Two strange people get to know each-other. They become friends, and as time goes by they become very close. They start calling themselves ‘best-friends’ or ‘lovers’. Meanwhile, the people around are reacting in such a way that it strengthens this definition.
The definition of ‘lovers’ or ‘best friends’ create expectations in both about how things should be. They have created a ‘boundary of behaviour‘ which they have accepted as a fact. And whenever things go outside of this boundary, they have a fight. One fight triggers more fights until their beautiful relationship is destroyed into pieces.
So how could that have been avoided?
- If I don’t identify myself as a winner, then I know that it is a game and anything can happen. I am not burdened by my own thoughts. And I am wise enough to resist the reactions of the audience. In this case, I am getting out of my own way. I may not win the event for the 4th time, but at least it will not be because of my own limitations. And even losing it will not be painful, because I am open to accept that anything is possible.
- If we do not define our relationship, we are open to accept any kind of behaviour. We do not bind ourselves with the things that ‘should be‘ and start living with the things ‘that are!

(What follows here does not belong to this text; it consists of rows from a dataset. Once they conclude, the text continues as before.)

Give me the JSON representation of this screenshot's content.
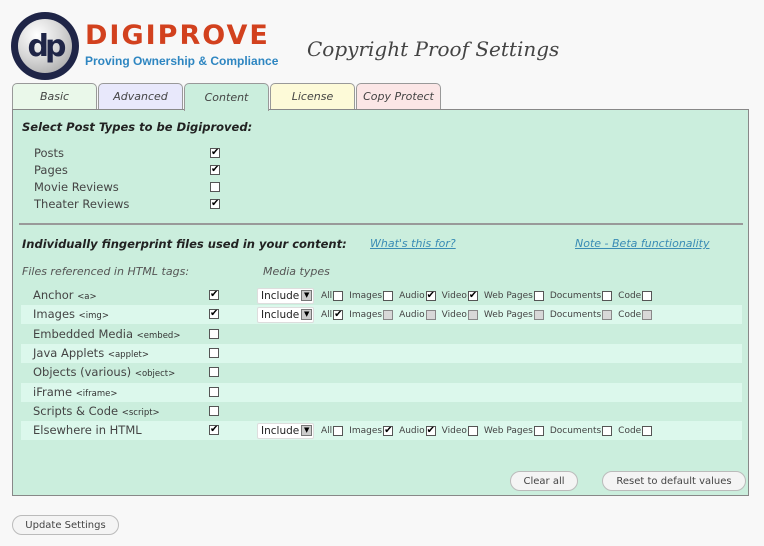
{
  "header": {
    "logo_initials": "dp",
    "brand_name": "DIGIPROVE",
    "brand_tagline": "Proving Ownership & Compliance",
    "page_title": "Copyright Proof Settings"
  },
  "tabs": [
    {
      "label": "Basic",
      "active": false
    },
    {
      "label": "Advanced",
      "active": false
    },
    {
      "label": "Content",
      "active": true
    },
    {
      "label": "License",
      "active": false
    },
    {
      "label": "Copy Protect",
      "active": false
    }
  ],
  "post_types": {
    "title": "Select Post Types to be Digiproved:",
    "items": [
      {
        "label": "Posts",
        "checked": true
      },
      {
        "label": "Pages",
        "checked": true
      },
      {
        "label": "Movie Reviews",
        "checked": false
      },
      {
        "label": "Theater Reviews",
        "checked": true
      }
    ]
  },
  "fingerprint": {
    "title": "Individually fingerprint files used in your content:",
    "help_link": "What's this for?",
    "beta_link": "Note - Beta functionality",
    "col_files": "Files referenced in HTML tags:",
    "col_media": "Media types",
    "media_labels": [
      "All",
      "Images",
      "Audio",
      "Video",
      "Web Pages",
      "Documents",
      "Code"
    ],
    "rows": [
      {
        "label": "Anchor",
        "tag": "<a>",
        "checked": true,
        "mode": "Include",
        "media": [
          false,
          false,
          true,
          true,
          false,
          false,
          false
        ],
        "disabled": false
      },
      {
        "label": "Images",
        "tag": "<img>",
        "checked": true,
        "mode": "Include",
        "media": [
          true,
          false,
          false,
          false,
          false,
          false,
          false
        ],
        "disabled": true
      },
      {
        "label": "Embedded Media",
        "tag": "<embed>",
        "checked": false,
        "mode": null,
        "media": null,
        "disabled": false
      },
      {
        "label": "Java Applets",
        "tag": "<applet>",
        "checked": false,
        "mode": null,
        "media": null,
        "disabled": false
      },
      {
        "label": "Objects (various)",
        "tag": "<object>",
        "checked": false,
        "mode": null,
        "media": null,
        "disabled": false
      },
      {
        "label": "iFrame",
        "tag": "<iframe>",
        "checked": false,
        "mode": null,
        "media": null,
        "disabled": false
      },
      {
        "label": "Scripts & Code",
        "tag": "<script>",
        "checked": false,
        "mode": null,
        "media": null,
        "disabled": false
      },
      {
        "label": "Elsewhere in HTML",
        "tag": "",
        "checked": true,
        "mode": "Include",
        "media": [
          false,
          true,
          true,
          false,
          false,
          false,
          false
        ],
        "disabled": false
      }
    ]
  },
  "buttons": {
    "clear_all": "Clear all",
    "reset": "Reset to default values",
    "update": "Update Settings"
  },
  "icons": {
    "check": "✔",
    "dropdown_arrow": "▼"
  }
}
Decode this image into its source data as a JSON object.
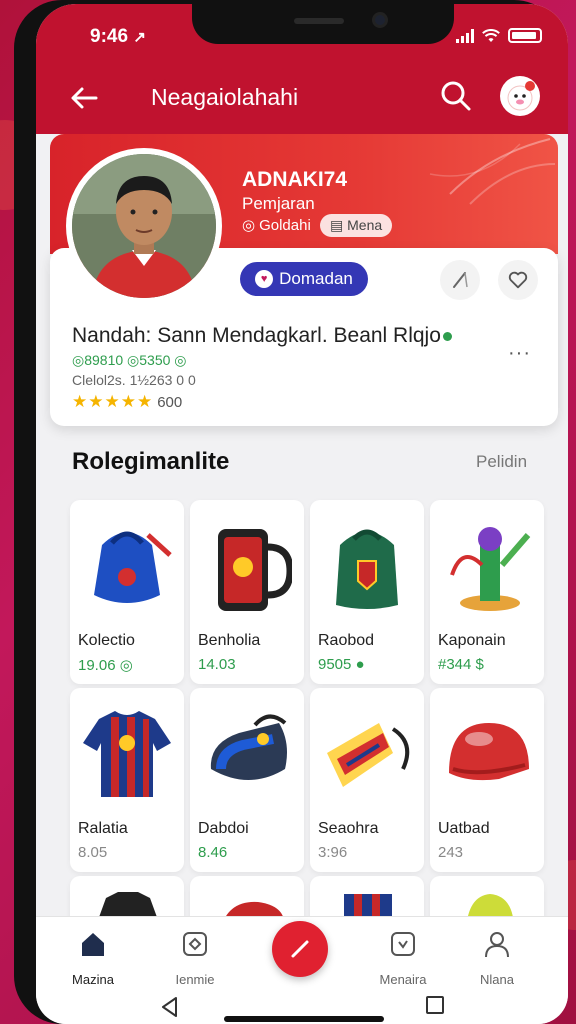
{
  "status_bar": {
    "time": "9:46",
    "time_arrow": "↗"
  },
  "header": {
    "title": "Neagaiolahahi"
  },
  "profile": {
    "name": "ADNAKI74",
    "role": "Pemjaran",
    "tag_1": "Goldahi",
    "tag_2": "Mena",
    "follow_label": "Domadan",
    "description": "Nandah: Sann Mendagkarl. Beanl Rlqjo",
    "stats": "◎89810 ◎5350 ◎",
    "subinfo": "Clelol2s. 1½263 0 0",
    "stars": "★★★★★",
    "rating_count": "600",
    "more_icon": "more-dots-icon"
  },
  "section": {
    "title": "Rolegimanlite",
    "link": "Pelidin"
  },
  "products": [
    {
      "name": "Kolectio",
      "price": "19.06 ◎",
      "price_color": "green",
      "icon": "backpack-blue-icon"
    },
    {
      "name": "Benholia",
      "price": "14.03",
      "price_color": "green",
      "icon": "mug-icon"
    },
    {
      "name": "Raobod",
      "price": "9505 ●",
      "price_color": "green",
      "icon": "backpack-green-icon"
    },
    {
      "name": "Kaponain",
      "price": "#344 $",
      "price_color": "green",
      "icon": "toy-icon"
    },
    {
      "name": "Ralatia",
      "price": "8.05",
      "price_color": "grey",
      "icon": "jersey-icon"
    },
    {
      "name": "Dabdoi",
      "price": "8.46",
      "price_color": "green",
      "icon": "bag-icon"
    },
    {
      "name": "Seaohra",
      "price": "3:96",
      "price_color": "grey",
      "icon": "scarf-icon"
    },
    {
      "name": "Uatbad",
      "price": "243",
      "price_color": "grey",
      "icon": "helmet-icon"
    }
  ],
  "bottom_nav": {
    "items": [
      {
        "label": "Mazina",
        "icon": "home-icon"
      },
      {
        "label": "Ienmie",
        "icon": "category-icon"
      },
      {
        "label": "Menaira",
        "icon": "message-icon"
      },
      {
        "label": "Nlana",
        "icon": "profile-icon"
      }
    ],
    "fab_icon": "edit-icon"
  },
  "colors": {
    "brand_red": "#c0122f",
    "accent_blue": "#3437b5",
    "price_green": "#2e9d4d",
    "star": "#f5b400"
  }
}
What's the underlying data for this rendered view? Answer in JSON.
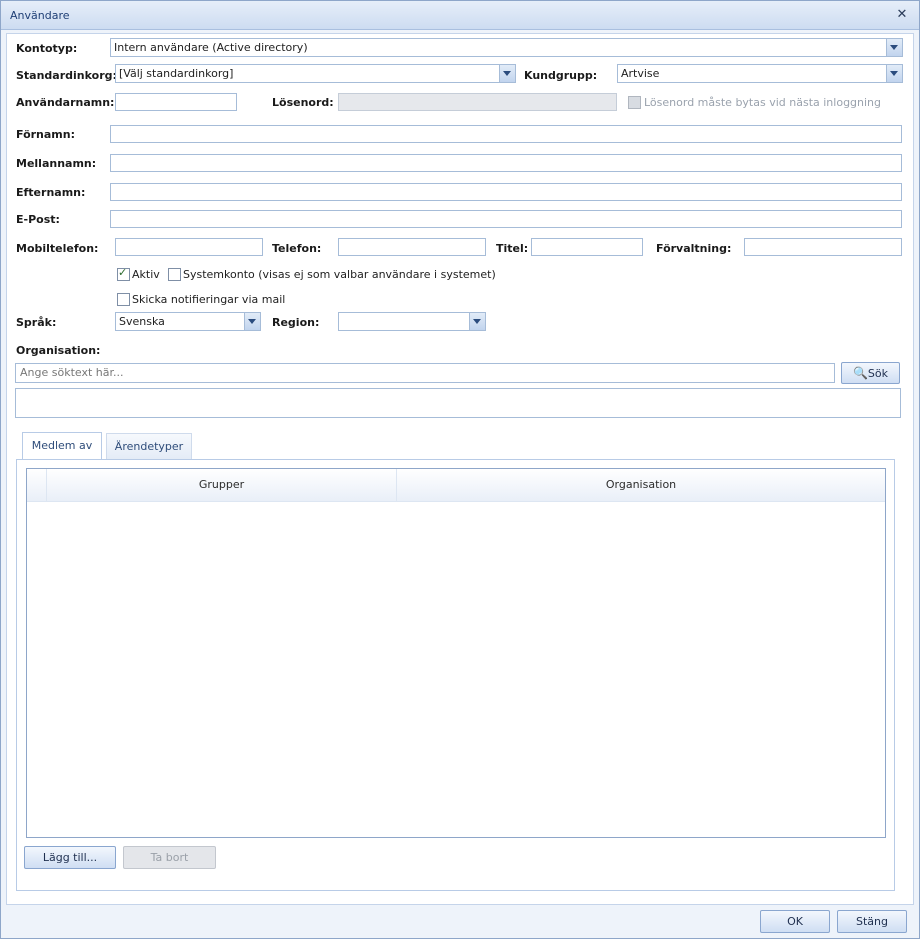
{
  "window": {
    "title": "Användare"
  },
  "form": {
    "kontotyp": {
      "label": "Kontotyp:",
      "value": "Intern användare (Active directory)"
    },
    "standardinkorg": {
      "label": "Standardinkorg:",
      "value": "[Välj standardinkorg]"
    },
    "kundgrupp": {
      "label": "Kundgrupp:",
      "value": "Artvise"
    },
    "anvandarnamn": {
      "label": "Användarnamn:",
      "value": ""
    },
    "losenord": {
      "label": "Lösenord:",
      "value": ""
    },
    "losenord_change": {
      "label": "Lösenord måste bytas vid nästa inloggning",
      "checked": false
    },
    "fornamn": {
      "label": "Förnamn:",
      "value": ""
    },
    "mellannamn": {
      "label": "Mellannamn:",
      "value": ""
    },
    "efternamn": {
      "label": "Efternamn:",
      "value": ""
    },
    "epost": {
      "label": "E-Post:",
      "value": ""
    },
    "mobiltelefon": {
      "label": "Mobiltelefon:",
      "value": ""
    },
    "telefon": {
      "label": "Telefon:",
      "value": ""
    },
    "titel": {
      "label": "Titel:",
      "value": ""
    },
    "forvaltning": {
      "label": "Förvaltning:",
      "value": ""
    },
    "aktiv": {
      "label": "Aktiv",
      "checked": true
    },
    "systemkonto": {
      "label": "Systemkonto (visas ej som valbar användare i systemet)",
      "checked": false
    },
    "notifieringar": {
      "label": "Skicka notifieringar via mail",
      "checked": false
    },
    "sprak": {
      "label": "Språk:",
      "value": "Svenska"
    },
    "region": {
      "label": "Region:",
      "value": ""
    },
    "organisation": {
      "label": "Organisation:",
      "search_placeholder": "Ange söktext här...",
      "search_button": "Sök"
    }
  },
  "tabs": [
    {
      "label": "Medlem av",
      "active": true
    },
    {
      "label": "Ärendetyper",
      "active": false
    }
  ],
  "grid": {
    "columns": [
      "Grupper",
      "Organisation"
    ],
    "rows": []
  },
  "panel_buttons": {
    "add": "Lägg till...",
    "remove": "Ta bort"
  },
  "footer": {
    "ok": "OK",
    "close": "Stäng"
  }
}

When we don’t define, we are open to change, which is inevitable for everything in the world.
Our ultimate goal?
We were born without identities, and when we die we will have to let go of all of them. My identity about work, money, relationships will prove their insignificance at the time of death.
So we are best left undefined. The beauty of things and relationships is in the way that they are. It is most often spoiled when we get into the mindset of ‘should be’.
It takes a lot of effort to question who you think you are, and even more effort to reject the opinions of society about you. But if there is such a thing as a goal, it should be to destroy all false identities, be open, flexible and to know always that EVERYTHING is possible, when you do not choose! And that is beauty!
Hope this gave you some valuable insights. Be unknown, undefined. Be like water, able to accept any shape that is needed! 😊
Featured image credits: pixabay
Similar readings from my blog